• _Task_: Show each line of the data below that has the string "Edit" in it.

• _Record excerpts_:

····················

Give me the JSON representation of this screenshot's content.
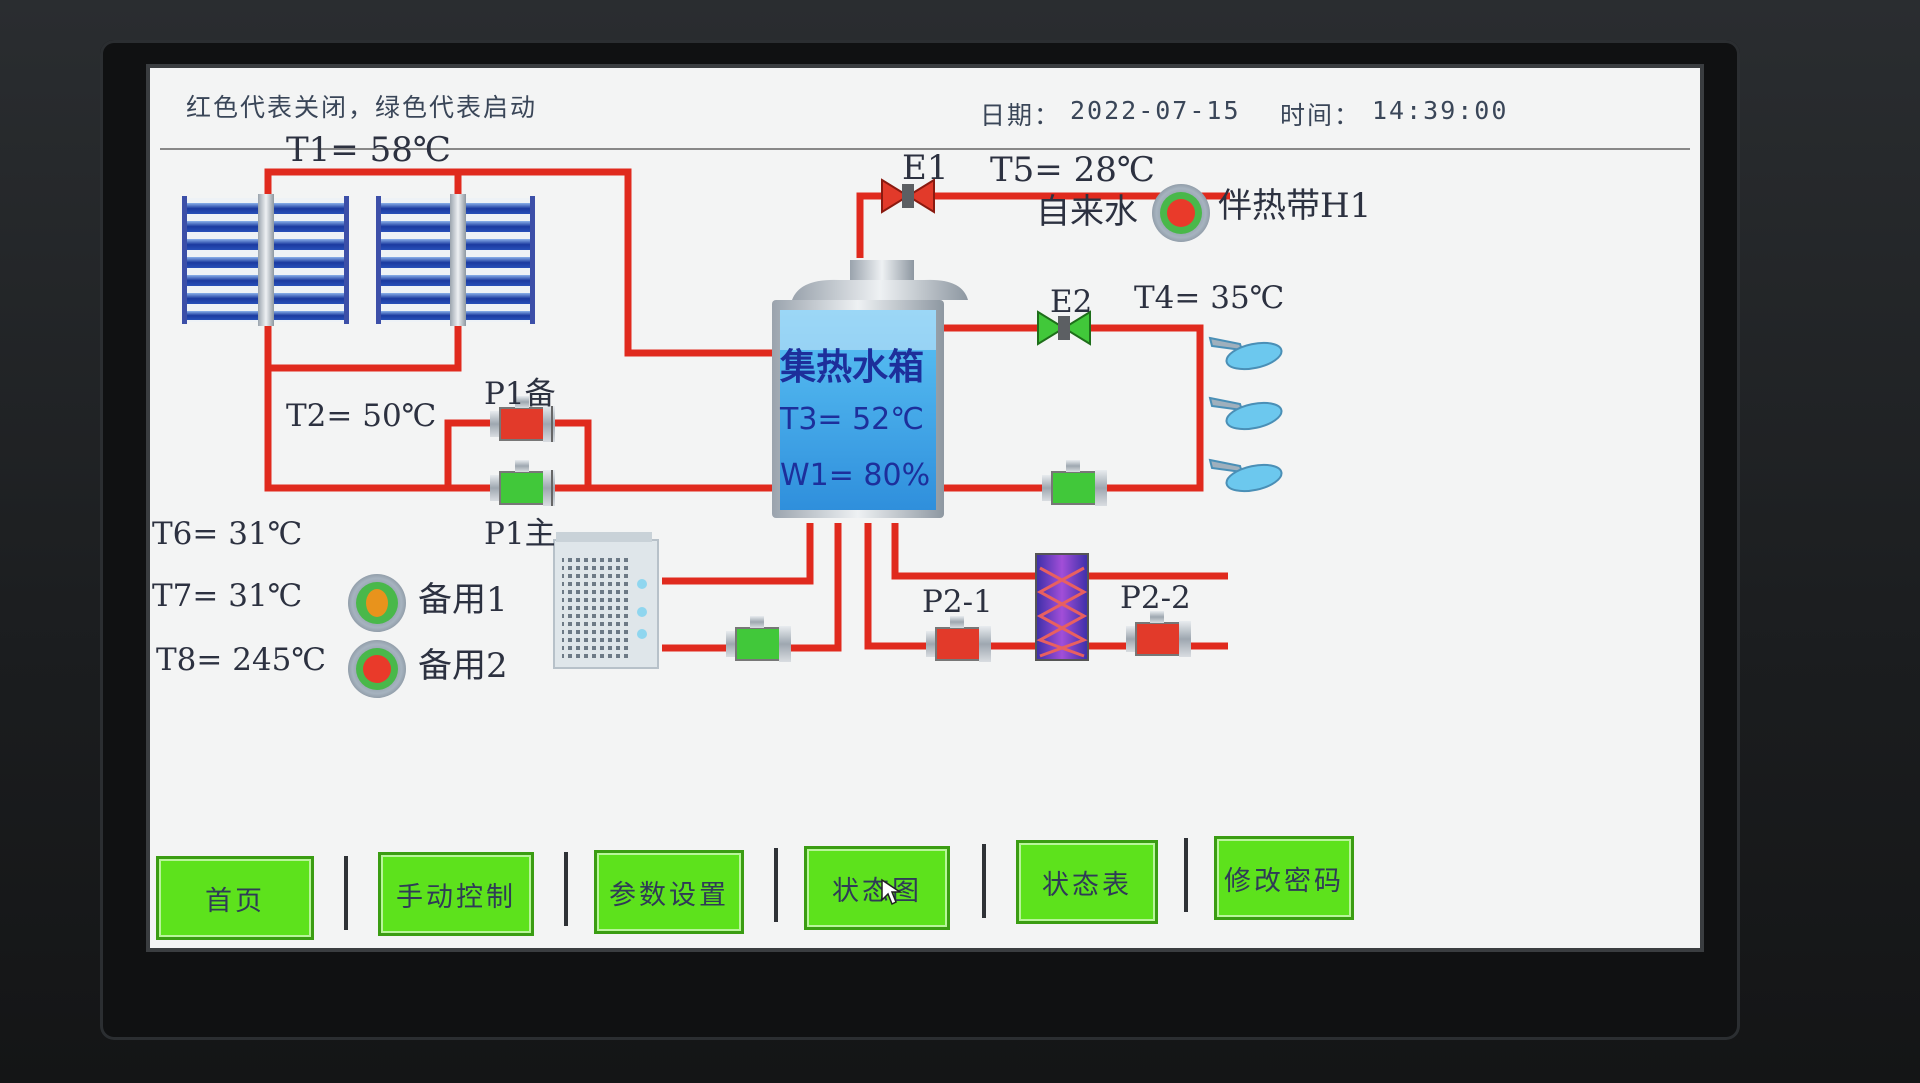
{
  "header": {
    "legend": "红色代表关闭，绿色代表启动",
    "date_label": "日期：",
    "date_value": "2022-07-15",
    "time_label": "时间：",
    "time_value": "14:39:00"
  },
  "sensors": {
    "t1": "T1= 58℃",
    "t2": "T2= 50℃",
    "t3": "T3= 52℃",
    "w1": "W1= 80%",
    "t4": "T4= 35℃",
    "t5": "T5= 28℃",
    "t6": "T6= 31℃",
    "t7": "T7= 31℃",
    "t8": "T8= 245℃"
  },
  "labels": {
    "tank": "集热水箱",
    "e1": "E1",
    "e2": "E2",
    "tap_water": "自来水",
    "heat_tape": "伴热带H1",
    "p1_backup": "P1备",
    "p1_main": "P1主",
    "p2_1": "P2-1",
    "p2_2": "P2-2",
    "spare1": "备用1",
    "spare2": "备用2"
  },
  "device_states": {
    "e1": "closed",
    "e2": "open",
    "p1_backup": "closed",
    "p1_main": "open",
    "p2_1": "closed",
    "p2_2": "closed",
    "return_pump": "open",
    "heat_pump_pump": "open",
    "heat_tape_h1": "off",
    "spare1": "standby",
    "spare2": "off"
  },
  "colors": {
    "pipe": "#e02a1e",
    "on": "#41c83a",
    "off": "#e23a2a",
    "button": "#5de21c",
    "panel_blue": "#1b3aa0",
    "water": "#4aa8ea"
  },
  "nav": [
    {
      "label": "首页"
    },
    {
      "label": "手动控制"
    },
    {
      "label": "参数设置"
    },
    {
      "label": "状态图"
    },
    {
      "label": "状态表"
    },
    {
      "label": "修改密码"
    }
  ]
}
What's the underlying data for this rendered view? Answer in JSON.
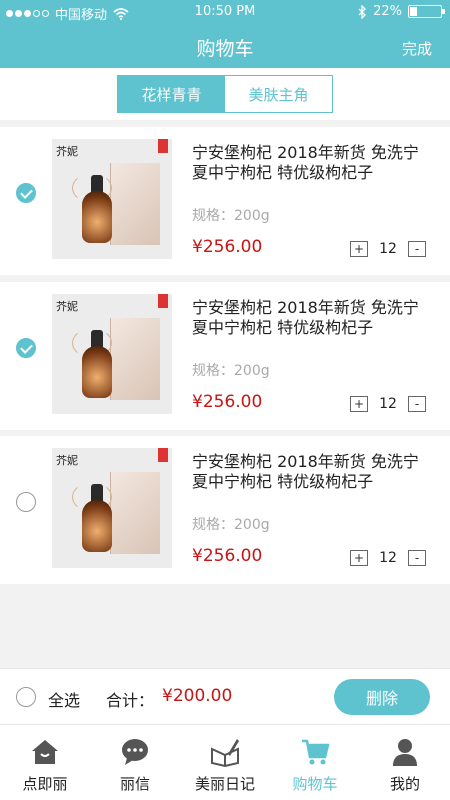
{
  "status_bar": {
    "carrier": "中国移动",
    "time": "10:50 PM",
    "battery": "22%",
    "battery_level": 0.22
  },
  "nav": {
    "title": "购物车",
    "done_label": "完成"
  },
  "segments": [
    {
      "label": "花样青青",
      "active": true
    },
    {
      "label": "美肤主角",
      "active": false
    }
  ],
  "items": [
    {
      "title": "宁安堡枸杞 2018年新货 免洗宁夏中宁枸杞 特优级枸杞子",
      "spec": "规格：200g",
      "price": "¥256.00",
      "qty": "12",
      "checked": true,
      "brand": "芥妮"
    },
    {
      "title": "宁安堡枸杞 2018年新货 免洗宁夏中宁枸杞 特优级枸杞子",
      "spec": "规格：200g",
      "price": "¥256.00",
      "qty": "12",
      "checked": true,
      "brand": "芥妮"
    },
    {
      "title": "宁安堡枸杞 2018年新货 免洗宁夏中宁枸杞 特优级枸杞子",
      "spec": "规格：200g",
      "price": "¥256.00",
      "qty": "12",
      "checked": false,
      "brand": "芥妮"
    }
  ],
  "stepper": {
    "plus": "+",
    "minus": "-"
  },
  "footer": {
    "select_all": "全选",
    "total_label": "合计：",
    "total_value": "¥200.00",
    "delete_label": "删除"
  },
  "tabbar": [
    {
      "label": "点即丽",
      "icon": "home-icon",
      "active": false
    },
    {
      "label": "丽信",
      "icon": "chat-icon",
      "active": false
    },
    {
      "label": "美丽日记",
      "icon": "diary-icon",
      "active": false
    },
    {
      "label": "购物车",
      "icon": "cart-icon",
      "active": true
    },
    {
      "label": "我的",
      "icon": "user-icon",
      "active": false
    }
  ],
  "colors": {
    "accent": "#5ec3cf",
    "price": "#c81414"
  }
}
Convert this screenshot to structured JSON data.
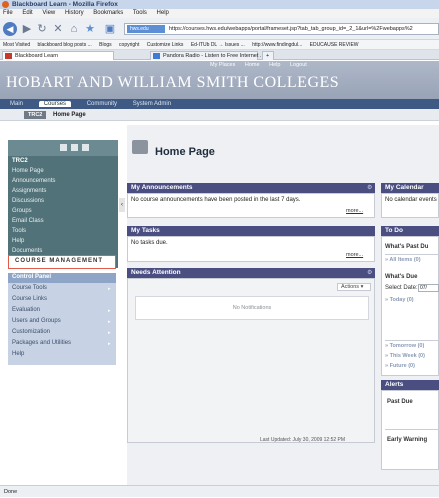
{
  "window": {
    "title": "Blackboard Learn - Mozilla Firefox"
  },
  "menu": [
    "File",
    "Edit",
    "View",
    "History",
    "Bookmarks",
    "Tools",
    "Help"
  ],
  "nav": {
    "badge": "hws.edu",
    "url": "https://courses.hws.edu/webapps/portal/frameset.jsp?tab_tab_group_id=_2_1&url=%2Fwebapps%2"
  },
  "bookmarks": [
    "Most Visited",
    "blackboard blog posts ...",
    "Blogs",
    "copyright",
    "Customize Links",
    "Ed-ITUb DL → Issues ...",
    "http://www.findingdul...",
    "EDUCAUSE REVIEW"
  ],
  "tabs": [
    "Blackboard Learn",
    "Pandora Radio - Listen to Free Internet ...",
    "+"
  ],
  "header": {
    "college": "HOBART AND WILLIAM SMITH COLLEGES",
    "links": [
      "My Places",
      "Home",
      "Help",
      "Logout"
    ]
  },
  "subtabs": [
    "Main",
    "Courses",
    "Community",
    "System Admin"
  ],
  "crumbs": {
    "course": "TRC2",
    "page": "Home Page"
  },
  "course_menu": {
    "title": "TRC2",
    "items": [
      "Home Page",
      "Announcements",
      "Assignments",
      "Discussions",
      "Groups",
      "Email Class",
      "Tools",
      "Help",
      "Documents"
    ]
  },
  "management": {
    "label": "COURSE MANAGEMENT",
    "panel_title": "Control Panel",
    "items": [
      "Course Tools",
      "Course Links",
      "Evaluation",
      "Users and Groups",
      "Customization",
      "Packages and Utilities",
      "Help"
    ]
  },
  "content": {
    "title": "Home Page",
    "announcements": {
      "title": "My Announcements",
      "text": "No course announcements have been posted in the last 7 days.",
      "more": "more..."
    },
    "tasks": {
      "title": "My Tasks",
      "text": "No tasks due.",
      "more": "more..."
    },
    "attention": {
      "title": "Needs Attention",
      "actions": "Actions",
      "empty": "No Notifications",
      "updated": "Last Updated: July 30, 2009 12:52 PM"
    },
    "calendar": {
      "title": "My Calendar",
      "text": "No calendar events"
    },
    "todo": {
      "title": "To Do",
      "past_due": "What's Past Du",
      "all_items": "» All Items (0)",
      "whats_due": "What's Due",
      "select_date": "Select Date:",
      "date_value": "07/",
      "today": "» Today (0)",
      "tomorrow": "» Tomorrow (0)",
      "this_week": "» This Week (0)",
      "future": "» Future (0)"
    },
    "alerts": {
      "title": "Alerts",
      "past_due": "Past Due",
      "early_warning": "Early Warning"
    }
  },
  "status": "Done"
}
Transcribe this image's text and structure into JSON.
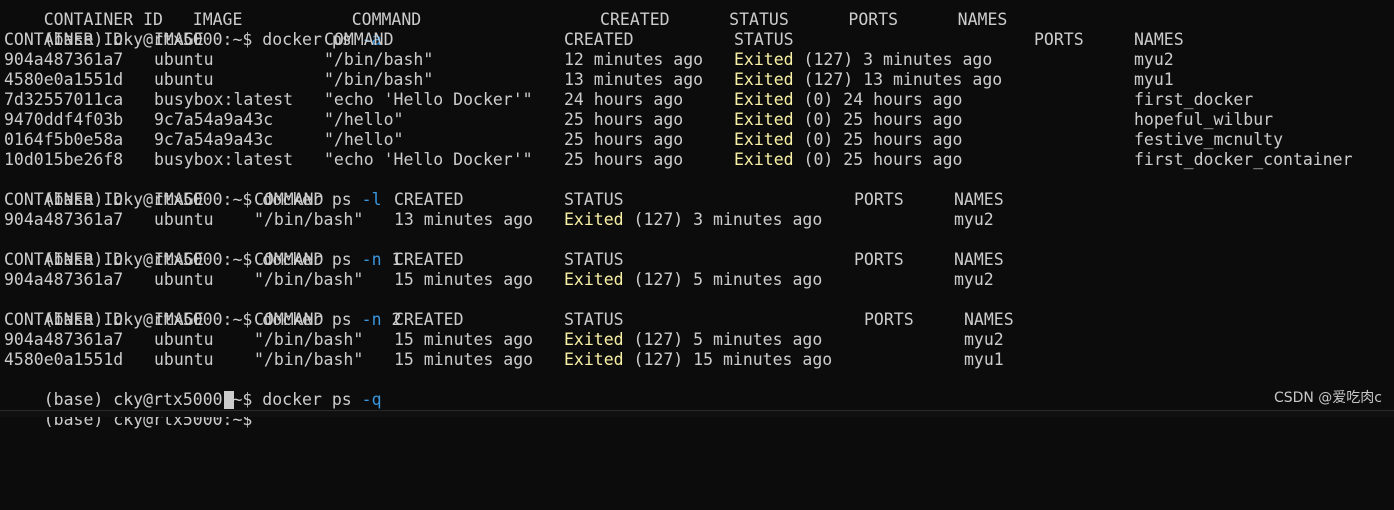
{
  "prompt": "(base) cky@rtx5000:~$ ",
  "partial_top_header": "CONTAINER ID   IMAGE           COMMAND                  CREATED      STATUS      PORTS      NAMES",
  "commands": [
    {
      "cmd": "docker ps ",
      "flag": "-a"
    },
    {
      "cmd": "docker ps ",
      "flag": "-l"
    },
    {
      "cmd": "docker ps ",
      "flag": "-n",
      "arg": " 1"
    },
    {
      "cmd": "docker ps ",
      "flag": "-n",
      "arg": " 2"
    },
    {
      "cmd": "docker ps ",
      "flag": "-q"
    }
  ],
  "headers": {
    "container_id": "CONTAINER ID",
    "image": "IMAGE",
    "command": "COMMAND",
    "created": "CREATED",
    "status": "STATUS",
    "ports": "PORTS",
    "names": "NAMES"
  },
  "status_word": "Exited",
  "table_a": [
    {
      "id": "904a487361a7",
      "image": "ubuntu",
      "command": "\"/bin/bash\"",
      "created": "12 minutes ago",
      "status_rest": " (127) 3 minutes ago",
      "name": "myu2"
    },
    {
      "id": "4580e0a1551d",
      "image": "ubuntu",
      "command": "\"/bin/bash\"",
      "created": "13 minutes ago",
      "status_rest": " (127) 13 minutes ago",
      "name": "myu1"
    },
    {
      "id": "7d32557011ca",
      "image": "busybox:latest",
      "command": "\"echo 'Hello Docker'\"",
      "created": "24 hours ago",
      "status_rest": " (0) 24 hours ago",
      "name": "first_docker"
    },
    {
      "id": "9470ddf4f03b",
      "image": "9c7a54a9a43c",
      "command": "\"/hello\"",
      "created": "25 hours ago",
      "status_rest": " (0) 25 hours ago",
      "name": "hopeful_wilbur"
    },
    {
      "id": "0164f5b0e58a",
      "image": "9c7a54a9a43c",
      "command": "\"/hello\"",
      "created": "25 hours ago",
      "status_rest": " (0) 25 hours ago",
      "name": "festive_mcnulty"
    },
    {
      "id": "10d015be26f8",
      "image": "busybox:latest",
      "command": "\"echo 'Hello Docker'\"",
      "created": "25 hours ago",
      "status_rest": " (0) 25 hours ago",
      "name": "first_docker_container"
    }
  ],
  "table_l": [
    {
      "id": "904a487361a7",
      "image": "ubuntu",
      "command": "\"/bin/bash\"",
      "created": "13 minutes ago",
      "status_rest": " (127) 3 minutes ago",
      "name": "myu2"
    }
  ],
  "table_n1": [
    {
      "id": "904a487361a7",
      "image": "ubuntu",
      "command": "\"/bin/bash\"",
      "created": "15 minutes ago",
      "status_rest": " (127) 5 minutes ago",
      "name": "myu2"
    }
  ],
  "table_n2": [
    {
      "id": "904a487361a7",
      "image": "ubuntu",
      "command": "\"/bin/bash\"",
      "created": "15 minutes ago",
      "status_rest": " (127) 5 minutes ago",
      "name": "myu2"
    },
    {
      "id": "4580e0a1551d",
      "image": "ubuntu",
      "command": "\"/bin/bash\"",
      "created": "15 minutes ago",
      "status_rest": " (127) 15 minutes ago",
      "name": "myu1"
    }
  ],
  "watermark": "CSDN @爱吃肉c",
  "colors": {
    "background": "#0c0c0c",
    "text": "#cccccc",
    "flag": "#3a96dd",
    "exited": "#f9f1a5"
  }
}
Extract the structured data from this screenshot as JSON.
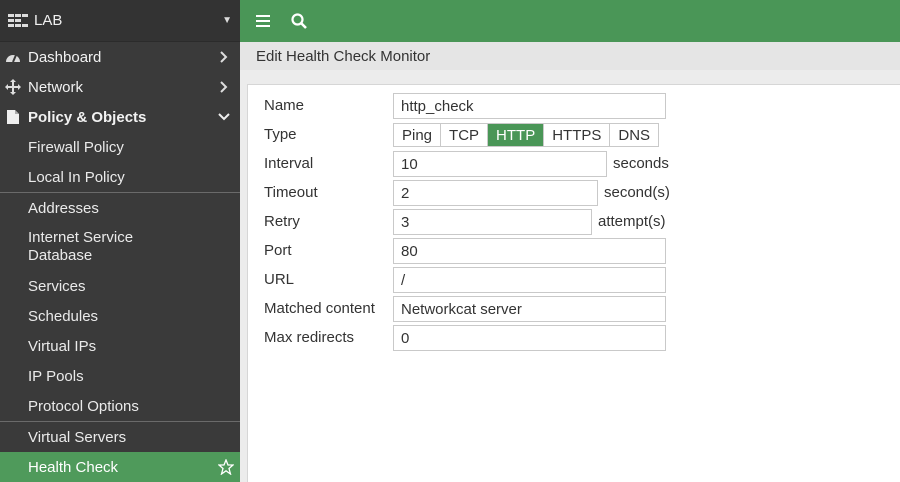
{
  "sidebar": {
    "header": {
      "title": "LAB"
    },
    "nav": [
      {
        "label": "Dashboard"
      },
      {
        "label": "Network"
      },
      {
        "label": "Policy & Objects"
      }
    ],
    "sub_items": [
      "Firewall Policy",
      "Local In Policy",
      "Addresses",
      "Internet Service Database",
      "Services",
      "Schedules",
      "Virtual IPs",
      "IP Pools",
      "Protocol Options",
      "Virtual Servers",
      "Health Check"
    ]
  },
  "content": {
    "title": "Edit Health Check Monitor"
  },
  "form": {
    "name": {
      "label": "Name",
      "value": "http_check"
    },
    "type": {
      "label": "Type",
      "options": [
        "Ping",
        "TCP",
        "HTTP",
        "HTTPS",
        "DNS"
      ],
      "selected": "HTTP"
    },
    "interval": {
      "label": "Interval",
      "value": "10",
      "unit": "seconds"
    },
    "timeout": {
      "label": "Timeout",
      "value": "2",
      "unit": "second(s)"
    },
    "retry": {
      "label": "Retry",
      "value": "3",
      "unit": "attempt(s)"
    },
    "port": {
      "label": "Port",
      "value": "80"
    },
    "url": {
      "label": "URL",
      "value": "/"
    },
    "matched_content": {
      "label": "Matched content",
      "value": "Networkcat server"
    },
    "max_redirects": {
      "label": "Max redirects",
      "value": "0"
    }
  },
  "colors": {
    "accent": "#4a9657",
    "sidebar_bg": "#3a3a3a",
    "active_item": "#4f9a5b"
  },
  "icons": [
    "fortigate-logo-icon",
    "dashboard-icon",
    "network-icon",
    "policy-icon",
    "menu-icon",
    "search-icon",
    "star-icon"
  ]
}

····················

• _Finished exercise_:
    "Edit",
    "title": "Edit Health Check Monitor"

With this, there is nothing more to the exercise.